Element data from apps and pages
*** Block opens ***
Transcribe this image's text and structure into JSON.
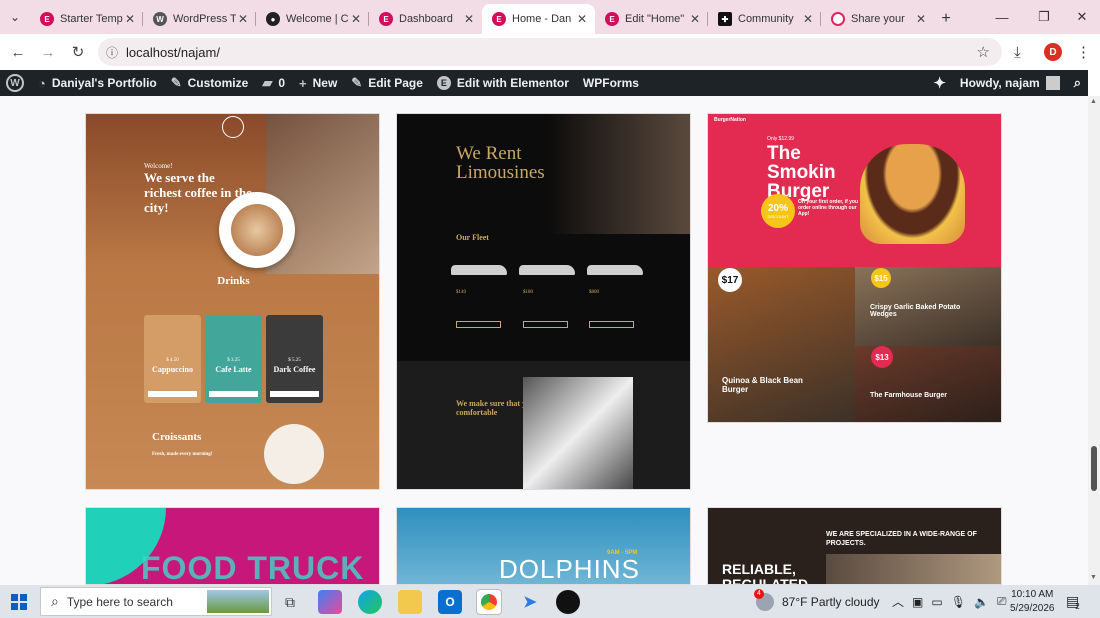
{
  "browser": {
    "tabs": [
      {
        "title": "Starter Temp",
        "icon": "elementor-icon",
        "color": "#d30c5c"
      },
      {
        "title": "WordPress T",
        "icon": "wordpress-icon",
        "color": "#555555"
      },
      {
        "title": "Welcome | C",
        "icon": "github-icon",
        "color": "#222222"
      },
      {
        "title": "Dashboard",
        "icon": "elementor-icon",
        "color": "#d30c5c"
      },
      {
        "title": "Home - Dan",
        "icon": "elementor-icon",
        "color": "#d30c5c",
        "active": true
      },
      {
        "title": "Edit \"Home\"",
        "icon": "elementor-icon",
        "color": "#d30c5c"
      },
      {
        "title": "Community",
        "icon": "community-icon",
        "color": "#111111"
      },
      {
        "title": "Share your",
        "icon": "chat-icon",
        "color": "#e0245e"
      }
    ],
    "new_tab": "+",
    "url": "localhost/najam/",
    "profile_initial": "D"
  },
  "adminbar": {
    "site_name": "Daniyal's Portfolio",
    "customize": "Customize",
    "comments_count": "0",
    "new": "New",
    "edit_page": "Edit Page",
    "edit_elementor": "Edit with Elementor",
    "wpforms": "WPForms",
    "howdy": "Howdy, najam"
  },
  "templates": {
    "coffee": {
      "welcome": "Welcome!",
      "headline": "We serve the richest coffee in the city!",
      "drinks": "Drinks",
      "items": [
        {
          "price": "$ 4.50",
          "name": "Cappuccino"
        },
        {
          "price": "$ 3.25",
          "name": "Cafe Latte"
        },
        {
          "price": "$ 5.25",
          "name": "Dark Coffee"
        }
      ],
      "croissants": "Croissants",
      "fresh": "Fresh, made every morning!"
    },
    "limo": {
      "headline": "We Rent Limousines",
      "fleet": "Our Fleet",
      "prices": [
        "$140",
        "$180",
        "$800"
      ],
      "comfort": "We make sure that your every trip is comfortable"
    },
    "burger": {
      "brand": "BurgerNation",
      "only": "Only $12.99",
      "headline": "The Smokin Burger",
      "discount": "20%",
      "discount_label": "DISCOUNT",
      "offer": "On your first order, if you order online through our App!",
      "price1": "$17",
      "price2": "$15",
      "wedges": "Crispy Garlic Baked Potato Wedges",
      "quinoa": "Quinoa & Black Bean Burger",
      "price3": "$13",
      "farmhouse": "The Farmhouse Burger"
    },
    "foodtruck": {
      "headline": "FOOD TRUCK"
    },
    "dolphins": {
      "headline": "DOLPHINS",
      "times": "9AM - 5PM"
    },
    "reliable": {
      "headline": "RELIABLE, REGULATED",
      "tagline": "WE ARE SPECIALIZED IN A WIDE-RANGE OF PROJECTS."
    }
  },
  "taskbar": {
    "search_placeholder": "Type here to search",
    "weather": "87°F  Partly cloudy",
    "weather_badge": "4",
    "time": "10:10 AM",
    "date": "5/29/2026",
    "notif_count": "2"
  }
}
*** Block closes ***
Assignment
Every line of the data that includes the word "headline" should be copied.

Task result
      "headline": "We serve the richest coffee in the city!",
      "headline": "We Rent Limousines",
      "headline": "The Smokin Burger",
      "headline": "FOOD TRUCK"
      "headline": "DOLPHINS",
      "headline": "RELIABLE, REGULATED",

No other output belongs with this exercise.